The so-called Canadian loyalists in Red River, led by John Christian Schultz, opposed the Métis resistance. They were apoplectic when Riel and his men blocked lieutenant-governor designate William McDougall from entering the territory in November 1869. The Canadians made several failed attempts at organizing armed rebellions against Riel and his provisional government. For that, many were captured and held as political prisoners at Upper Fort Garry, which the Métis had seized.
Prisoners frequently escaped the fort, were recaptured and, in some cases, escaped again. Scott was among dozens arrested by the Métis following a dramatic armed standoff at Schultz’s home in the town of Winnipeg in December 1869. He escaped the fort in January, but was recaptured with others the following month after another failed attempt to overthrow the provisional government.
This time, he didn’t get out alive.
Scott made no meaningful contribution to anything during his short stint in Red River. He wasn’t a leader among the Schultz crowd and played no significant role in organizing its failed armed rebellions. He was a nobody, a transplant from Ontario looking for some future opportunity possibly to arise with Canadian annexation. Scott’s only real claim to fame was his execution by Riel’s provisional government.
Plenty has been written about Scott, then about 28 years old. He’s been branded a bigot, a racist and a drunk, although the historical record is sketchy, if non-existent, on many of those characterizations. He certainly was no friend of Riel and the Métis. There are varying accounts of how he heaped verbal abuse on Métis guards. He allegedly struck one of them, which formed part of the charges that led to his conviction of “insubordination” against the provisional government.
On March 4, 1870, after a trial of just a few hours the day before (Scott had no representation and had little grasp of the proceedings, conducted in French) he was walked outside the walls of Upper Fort Garry and executed by firing squad.
It was only after his execution that Thomas Scott’s name took on martyr-like proportions. Schultz, who fled to Ontario, and others from the Canada First movement (a secret society of Anglo-Saxon Protestants) as well as the Orange Order in Ontario (an anti-Catholic fraternity of Protestants) vowed to avenge Scott’s death.
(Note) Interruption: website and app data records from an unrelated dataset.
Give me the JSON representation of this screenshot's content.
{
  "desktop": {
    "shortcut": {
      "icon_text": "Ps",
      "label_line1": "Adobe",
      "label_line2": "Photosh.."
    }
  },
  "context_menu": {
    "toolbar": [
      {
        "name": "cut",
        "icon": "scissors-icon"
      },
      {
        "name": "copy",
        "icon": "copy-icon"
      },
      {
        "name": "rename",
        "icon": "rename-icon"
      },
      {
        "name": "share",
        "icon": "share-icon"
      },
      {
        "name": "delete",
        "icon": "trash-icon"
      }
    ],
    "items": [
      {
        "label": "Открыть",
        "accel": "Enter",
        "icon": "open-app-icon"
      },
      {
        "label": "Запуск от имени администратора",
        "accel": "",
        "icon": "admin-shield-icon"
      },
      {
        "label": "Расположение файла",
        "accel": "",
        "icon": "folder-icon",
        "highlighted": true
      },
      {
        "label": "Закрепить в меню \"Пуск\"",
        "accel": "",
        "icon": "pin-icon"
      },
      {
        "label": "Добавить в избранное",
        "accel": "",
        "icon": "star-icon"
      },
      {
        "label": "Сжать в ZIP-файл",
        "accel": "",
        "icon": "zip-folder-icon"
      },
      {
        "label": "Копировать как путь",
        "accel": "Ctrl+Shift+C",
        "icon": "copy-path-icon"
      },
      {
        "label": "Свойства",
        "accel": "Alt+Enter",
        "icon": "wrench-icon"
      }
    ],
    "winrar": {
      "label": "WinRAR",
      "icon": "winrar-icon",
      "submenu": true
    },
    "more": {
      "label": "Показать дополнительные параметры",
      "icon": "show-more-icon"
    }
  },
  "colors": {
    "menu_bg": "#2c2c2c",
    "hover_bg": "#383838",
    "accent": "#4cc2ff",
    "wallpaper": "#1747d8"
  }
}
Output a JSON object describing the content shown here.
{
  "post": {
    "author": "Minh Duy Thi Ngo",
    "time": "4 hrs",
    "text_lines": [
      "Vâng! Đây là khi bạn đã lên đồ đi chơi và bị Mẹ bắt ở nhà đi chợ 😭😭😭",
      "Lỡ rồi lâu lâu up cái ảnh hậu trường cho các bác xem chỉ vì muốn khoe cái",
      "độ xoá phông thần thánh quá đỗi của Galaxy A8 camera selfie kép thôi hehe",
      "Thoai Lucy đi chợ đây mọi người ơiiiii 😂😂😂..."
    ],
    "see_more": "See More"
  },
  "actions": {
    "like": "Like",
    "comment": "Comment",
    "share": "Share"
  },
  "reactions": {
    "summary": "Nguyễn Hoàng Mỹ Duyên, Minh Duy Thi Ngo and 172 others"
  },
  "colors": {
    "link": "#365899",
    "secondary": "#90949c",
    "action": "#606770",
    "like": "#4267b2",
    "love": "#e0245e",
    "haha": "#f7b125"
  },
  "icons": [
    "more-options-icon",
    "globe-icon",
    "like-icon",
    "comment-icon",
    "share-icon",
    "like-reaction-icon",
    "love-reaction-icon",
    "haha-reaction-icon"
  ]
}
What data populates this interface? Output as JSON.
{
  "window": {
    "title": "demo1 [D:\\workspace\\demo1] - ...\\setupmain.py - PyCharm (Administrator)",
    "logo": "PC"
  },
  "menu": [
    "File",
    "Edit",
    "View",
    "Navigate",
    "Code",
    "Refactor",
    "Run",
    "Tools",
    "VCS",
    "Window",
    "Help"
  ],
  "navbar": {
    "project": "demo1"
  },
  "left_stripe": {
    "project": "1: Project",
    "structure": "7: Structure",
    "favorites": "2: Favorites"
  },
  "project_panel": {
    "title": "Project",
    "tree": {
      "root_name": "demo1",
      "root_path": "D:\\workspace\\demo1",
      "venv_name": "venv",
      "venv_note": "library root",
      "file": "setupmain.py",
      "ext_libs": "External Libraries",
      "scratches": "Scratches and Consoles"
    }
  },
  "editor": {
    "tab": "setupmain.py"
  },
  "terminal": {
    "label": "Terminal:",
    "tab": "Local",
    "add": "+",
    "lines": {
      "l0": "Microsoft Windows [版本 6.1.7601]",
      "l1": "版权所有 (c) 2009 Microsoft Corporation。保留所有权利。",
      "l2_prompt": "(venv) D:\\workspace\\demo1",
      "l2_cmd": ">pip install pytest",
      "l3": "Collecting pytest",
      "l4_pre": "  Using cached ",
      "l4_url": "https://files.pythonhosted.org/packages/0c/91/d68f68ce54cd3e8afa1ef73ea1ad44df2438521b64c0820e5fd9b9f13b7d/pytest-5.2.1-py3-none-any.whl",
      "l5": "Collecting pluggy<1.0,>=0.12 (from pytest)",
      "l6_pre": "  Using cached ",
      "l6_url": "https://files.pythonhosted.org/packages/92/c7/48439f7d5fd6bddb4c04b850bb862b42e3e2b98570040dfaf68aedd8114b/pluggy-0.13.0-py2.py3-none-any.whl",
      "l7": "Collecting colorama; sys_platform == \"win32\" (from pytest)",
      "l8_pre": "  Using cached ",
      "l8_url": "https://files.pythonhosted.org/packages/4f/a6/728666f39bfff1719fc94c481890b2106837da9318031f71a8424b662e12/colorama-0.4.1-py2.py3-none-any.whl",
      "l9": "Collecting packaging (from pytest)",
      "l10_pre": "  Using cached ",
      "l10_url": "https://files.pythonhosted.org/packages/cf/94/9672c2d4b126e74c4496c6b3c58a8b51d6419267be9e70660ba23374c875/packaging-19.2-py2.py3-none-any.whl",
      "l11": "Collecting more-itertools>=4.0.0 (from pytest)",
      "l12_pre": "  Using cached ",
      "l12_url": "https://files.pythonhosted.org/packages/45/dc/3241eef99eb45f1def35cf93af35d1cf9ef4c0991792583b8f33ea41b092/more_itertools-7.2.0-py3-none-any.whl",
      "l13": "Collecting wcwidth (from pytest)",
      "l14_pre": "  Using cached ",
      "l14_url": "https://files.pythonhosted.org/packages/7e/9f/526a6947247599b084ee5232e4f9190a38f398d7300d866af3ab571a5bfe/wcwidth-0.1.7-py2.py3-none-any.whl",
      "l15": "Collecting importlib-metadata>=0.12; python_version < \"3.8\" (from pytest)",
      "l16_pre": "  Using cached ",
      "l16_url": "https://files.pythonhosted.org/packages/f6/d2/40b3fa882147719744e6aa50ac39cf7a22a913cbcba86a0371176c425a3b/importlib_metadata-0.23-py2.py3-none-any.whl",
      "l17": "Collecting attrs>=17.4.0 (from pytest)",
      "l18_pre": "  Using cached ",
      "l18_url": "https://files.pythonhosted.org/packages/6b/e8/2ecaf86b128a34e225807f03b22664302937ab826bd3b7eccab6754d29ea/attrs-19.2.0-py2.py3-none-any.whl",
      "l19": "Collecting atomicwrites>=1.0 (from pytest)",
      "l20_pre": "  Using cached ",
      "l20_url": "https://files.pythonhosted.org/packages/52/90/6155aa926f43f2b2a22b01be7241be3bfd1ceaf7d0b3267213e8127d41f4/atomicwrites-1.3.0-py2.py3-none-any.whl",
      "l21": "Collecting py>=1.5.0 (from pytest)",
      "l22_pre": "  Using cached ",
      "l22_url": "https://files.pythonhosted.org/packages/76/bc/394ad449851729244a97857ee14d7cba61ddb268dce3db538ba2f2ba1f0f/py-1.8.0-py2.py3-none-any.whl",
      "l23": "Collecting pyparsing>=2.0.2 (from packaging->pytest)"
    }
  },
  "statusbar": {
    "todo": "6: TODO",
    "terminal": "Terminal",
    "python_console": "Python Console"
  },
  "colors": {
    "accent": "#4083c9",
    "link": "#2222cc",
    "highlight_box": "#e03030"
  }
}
They used the execution to whip up opposition in Ontario against Riel and the Métis, casting them as murderers and enemies of the Queen. Suddenly, Thomas Scott became a household name and the face of the Orange Order.
There’s some question whether Scott was even a member of the Orange Order. Had he been — and had Riel and others in Red River known about it and saw Scott as a significant player among Canadian loyalists — they may have thought twice about executing him. They couldn’t have possibly known Scott’s killing would have triggered the furor it did in Ontario.
Nevertheless, the Orange Order in Winnipeg saw fit to name its new building in the Exchange District after Scott three decades later as if he truly was a martyr, or made a significant contribution to anything.
It’s always a shame to lose a heritage building. And if the one at 216 Princess has to be demolished, it will be regrettable (especially since it appears to have been preventable). But there will be no loss in Thomas Scott’s name coming down with it. He never deserved to have a building named after him in the first place.
Tom has been covering Manitoba politics since the early 1990s and joined the Winnipeg Free Press news team in 2019.